Rather than poke a stick at the more obvious parts of his gruff, ink-stained editor stance, which seems to me to be as much about image as substance. I thought his view of his own website was more telling.
He does, however, concede that when compared with those of his better-resourced rivals, the Independent’s website is a poorer, almost neglected, product. “We’re aware that it needs to improve and this year we will be investing quite a lot of resources into it,” he says. “It’s being redesigned, it’ll have bells and whistles attached to it and we know that we need to step up our game on the internet. But I’ll tell you one thing, our internet presence makes a profit. Tell me how many newspaper websites can say that?”
My answer to that would be – the successful ones.
Of course, the received wisdom in the industry is that websites have to make some money but there are few people who still believe that the main goal of a website is to generate a profit. Most people are banking on a medium term strategy of helping build audience and extend revenue, not self-sufficiency.

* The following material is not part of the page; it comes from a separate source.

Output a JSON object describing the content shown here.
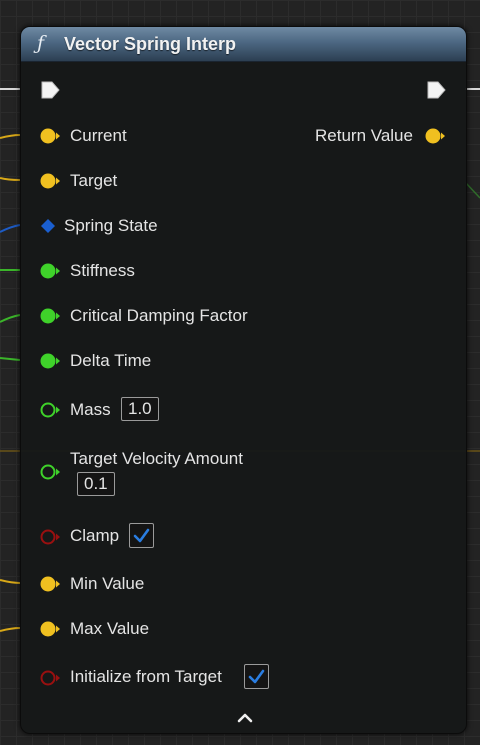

Perhaps it speaks volumes for Kelner’s policy that despite being in profit, the website is almost universally criticised and his papers popularity is in decline.